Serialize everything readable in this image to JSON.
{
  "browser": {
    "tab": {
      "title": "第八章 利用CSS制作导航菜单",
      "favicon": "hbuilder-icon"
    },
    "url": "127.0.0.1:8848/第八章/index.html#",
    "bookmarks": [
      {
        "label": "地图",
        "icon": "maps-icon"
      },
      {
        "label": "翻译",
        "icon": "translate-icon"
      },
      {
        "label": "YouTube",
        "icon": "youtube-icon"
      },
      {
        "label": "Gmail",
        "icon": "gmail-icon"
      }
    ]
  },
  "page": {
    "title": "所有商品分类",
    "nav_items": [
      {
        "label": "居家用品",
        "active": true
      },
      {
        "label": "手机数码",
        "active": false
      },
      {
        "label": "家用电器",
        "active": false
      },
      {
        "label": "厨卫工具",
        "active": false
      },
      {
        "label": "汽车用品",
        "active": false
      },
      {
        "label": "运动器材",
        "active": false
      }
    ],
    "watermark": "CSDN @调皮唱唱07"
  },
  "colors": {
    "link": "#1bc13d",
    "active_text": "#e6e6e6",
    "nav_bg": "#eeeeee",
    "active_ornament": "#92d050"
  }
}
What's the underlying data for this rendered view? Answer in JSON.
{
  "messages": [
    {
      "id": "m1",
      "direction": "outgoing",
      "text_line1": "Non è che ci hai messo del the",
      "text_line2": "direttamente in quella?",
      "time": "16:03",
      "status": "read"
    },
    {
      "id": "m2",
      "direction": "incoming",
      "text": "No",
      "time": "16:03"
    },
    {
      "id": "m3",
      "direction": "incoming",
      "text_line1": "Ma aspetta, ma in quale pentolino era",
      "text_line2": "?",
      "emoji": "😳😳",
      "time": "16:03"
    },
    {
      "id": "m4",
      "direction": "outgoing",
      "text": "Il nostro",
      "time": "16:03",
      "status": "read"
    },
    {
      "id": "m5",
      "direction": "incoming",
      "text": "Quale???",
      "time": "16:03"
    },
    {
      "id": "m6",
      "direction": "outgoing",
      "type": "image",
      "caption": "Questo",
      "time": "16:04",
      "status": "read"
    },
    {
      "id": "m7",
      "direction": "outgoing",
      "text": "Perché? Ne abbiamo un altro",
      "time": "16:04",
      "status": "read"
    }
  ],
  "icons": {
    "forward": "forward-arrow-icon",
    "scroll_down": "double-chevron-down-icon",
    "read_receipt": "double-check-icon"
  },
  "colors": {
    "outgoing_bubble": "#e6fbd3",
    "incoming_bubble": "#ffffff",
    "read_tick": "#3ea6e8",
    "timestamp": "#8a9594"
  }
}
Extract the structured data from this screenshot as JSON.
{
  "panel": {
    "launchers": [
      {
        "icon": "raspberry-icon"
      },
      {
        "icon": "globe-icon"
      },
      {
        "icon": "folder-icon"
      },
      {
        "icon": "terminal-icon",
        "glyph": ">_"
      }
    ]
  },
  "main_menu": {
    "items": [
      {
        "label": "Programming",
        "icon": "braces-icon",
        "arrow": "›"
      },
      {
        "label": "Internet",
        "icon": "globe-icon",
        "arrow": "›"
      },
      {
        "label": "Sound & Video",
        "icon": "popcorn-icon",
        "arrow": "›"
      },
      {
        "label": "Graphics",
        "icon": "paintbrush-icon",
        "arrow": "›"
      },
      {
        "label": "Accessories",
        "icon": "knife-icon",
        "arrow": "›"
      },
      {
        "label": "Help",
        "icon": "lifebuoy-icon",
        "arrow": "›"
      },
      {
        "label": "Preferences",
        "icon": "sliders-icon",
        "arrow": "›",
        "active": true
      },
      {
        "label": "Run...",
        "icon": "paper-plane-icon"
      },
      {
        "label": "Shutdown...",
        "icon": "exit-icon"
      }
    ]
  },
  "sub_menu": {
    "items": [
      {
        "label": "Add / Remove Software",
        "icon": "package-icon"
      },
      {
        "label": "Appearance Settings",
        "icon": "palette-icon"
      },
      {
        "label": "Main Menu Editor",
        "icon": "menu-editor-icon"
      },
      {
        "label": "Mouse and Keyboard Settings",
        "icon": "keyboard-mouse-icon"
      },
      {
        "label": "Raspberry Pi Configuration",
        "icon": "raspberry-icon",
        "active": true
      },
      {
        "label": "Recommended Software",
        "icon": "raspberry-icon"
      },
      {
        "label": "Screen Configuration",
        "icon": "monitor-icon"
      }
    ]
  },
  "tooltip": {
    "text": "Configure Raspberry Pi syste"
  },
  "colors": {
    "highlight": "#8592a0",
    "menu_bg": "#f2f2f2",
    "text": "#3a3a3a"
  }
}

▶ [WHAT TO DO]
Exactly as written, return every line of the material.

▶ [EXPECTED ANSWER]
Serialize everything readable in this image to JSON.
{
  "browser": {
    "tab": {
      "title": "第八章 利用CSS制作导航菜单",
      "favicon": "hbuilder-icon"
    },
    "url": "127.0.0.1:8848/第八章/index.html#",
    "bookmarks": [
      {
        "label": "地图",
        "icon": "maps-icon"
      },
      {
        "label": "翻译",
        "icon": "translate-icon"
      },
      {
        "label": "YouTube",
        "icon": "youtube-icon"
      },
      {
        "label": "Gmail",
        "icon": "gmail-icon"
      }
    ]
  },
  "page": {
    "title": "所有商品分类",
    "nav_items": [
      {
        "label": "居家用品",
        "active": true
      },
      {
        "label": "手机数码",
        "active": false
      },
      {
        "label": "家用电器",
        "active": false
      },
      {
        "label": "厨卫工具",
        "active": false
      },
      {
        "label": "汽车用品",
        "active": false
      },
      {
        "label": "运动器材",
        "active": false
      }
    ],
    "watermark": "CSDN @调皮唱唱07"
  },
  "colors": {
    "link": "#1bc13d",
    "active_text": "#e6e6e6",
    "nav_bg": "#eeeeee",
    "active_ornament": "#92d050"
  }
}
What's the underlying data for this rendered view? Answer in JSON.
{
  "messages": [
    {
      "id": "m1",
      "direction": "outgoing",
      "text_line1": "Non è che ci hai messo del the",
      "text_line2": "direttamente in quella?",
      "time": "16:03",
      "status": "read"
    },
    {
      "id": "m2",
      "direction": "incoming",
      "text": "No",
      "time": "16:03"
    },
    {
      "id": "m3",
      "direction": "incoming",
      "text_line1": "Ma aspetta, ma in quale pentolino era",
      "text_line2": "?",
      "emoji": "😳😳",
      "time": "16:03"
    },
    {
      "id": "m4",
      "direction": "outgoing",
      "text": "Il nostro",
      "time": "16:03",
      "status": "read"
    },
    {
      "id": "m5",
      "direction": "incoming",
      "text": "Quale???",
      "time": "16:03"
    },
    {
      "id": "m6",
      "direction": "outgoing",
      "type": "image",
      "caption": "Questo",
      "time": "16:04",
      "status": "read"
    },
    {
      "id": "m7",
      "direction": "outgoing",
      "text": "Perché? Ne abbiamo un altro",
      "time": "16:04",
      "status": "read"
    }
  ],
  "icons": {
    "forward": "forward-arrow-icon",
    "scroll_down": "double-chevron-down-icon",
    "read_receipt": "double-check-icon"
  },
  "colors": {
    "outgoing_bubble": "#e6fbd3",
    "incoming_bubble": "#ffffff",
    "read_tick": "#3ea6e8",
    "timestamp": "#8a9594"
  }
}
Extract the structured data from this screenshot as JSON.
{
  "panel": {
    "launchers": [
      {
        "icon": "raspberry-icon"
      },
      {
        "icon": "globe-icon"
      },
      {
        "icon": "folder-icon"
      },
      {
        "icon": "terminal-icon",
        "glyph": ">_"
      }
    ]
  },
  "main_menu": {
    "items": [
      {
        "label": "Programming",
        "icon": "braces-icon",
        "arrow": "›"
      },
      {
        "label": "Internet",
        "icon": "globe-icon",
        "arrow": "›"
      },
      {
        "label": "Sound & Video",
        "icon": "popcorn-icon",
        "arrow": "›"
      },
      {
        "label": "Graphics",
        "icon": "paintbrush-icon",
        "arrow": "›"
      },
      {
        "label": "Accessories",
        "icon": "knife-icon",
        "arrow": "›"
      },
      {
        "label": "Help",
        "icon": "lifebuoy-icon",
        "arrow": "›"
      },
      {
        "label": "Preferences",
        "icon": "sliders-icon",
        "arrow": "›",
        "active": true
      },
      {
        "label": "Run...",
        "icon": "paper-plane-icon"
      },
      {
        "label": "Shutdown...",
        "icon": "exit-icon"
      }
    ]
  },
  "sub_menu": {
    "items": [
      {
        "label": "Add / Remove Software",
        "icon": "package-icon"
      },
      {
        "label": "Appearance Settings",
        "icon": "palette-icon"
      },
      {
        "label": "Main Menu Editor",
        "icon": "menu-editor-icon"
      },
      {
        "label": "Mouse and Keyboard Settings",
        "icon": "keyboard-mouse-icon"
      },
      {
        "label": "Raspberry Pi Configuration",
        "icon": "raspberry-icon",
        "active": true
      },
      {
        "label": "Recommended Software",
        "icon": "raspberry-icon"
      },
      {
        "label": "Screen Configuration",
        "icon": "monitor-icon"
      }
    ]
  },
  "tooltip": {
    "text": "Configure Raspberry Pi syste"
  },
  "colors": {
    "highlight": "#8592a0",
    "menu_bg": "#f2f2f2",
    "text": "#3a3a3a"
  }
}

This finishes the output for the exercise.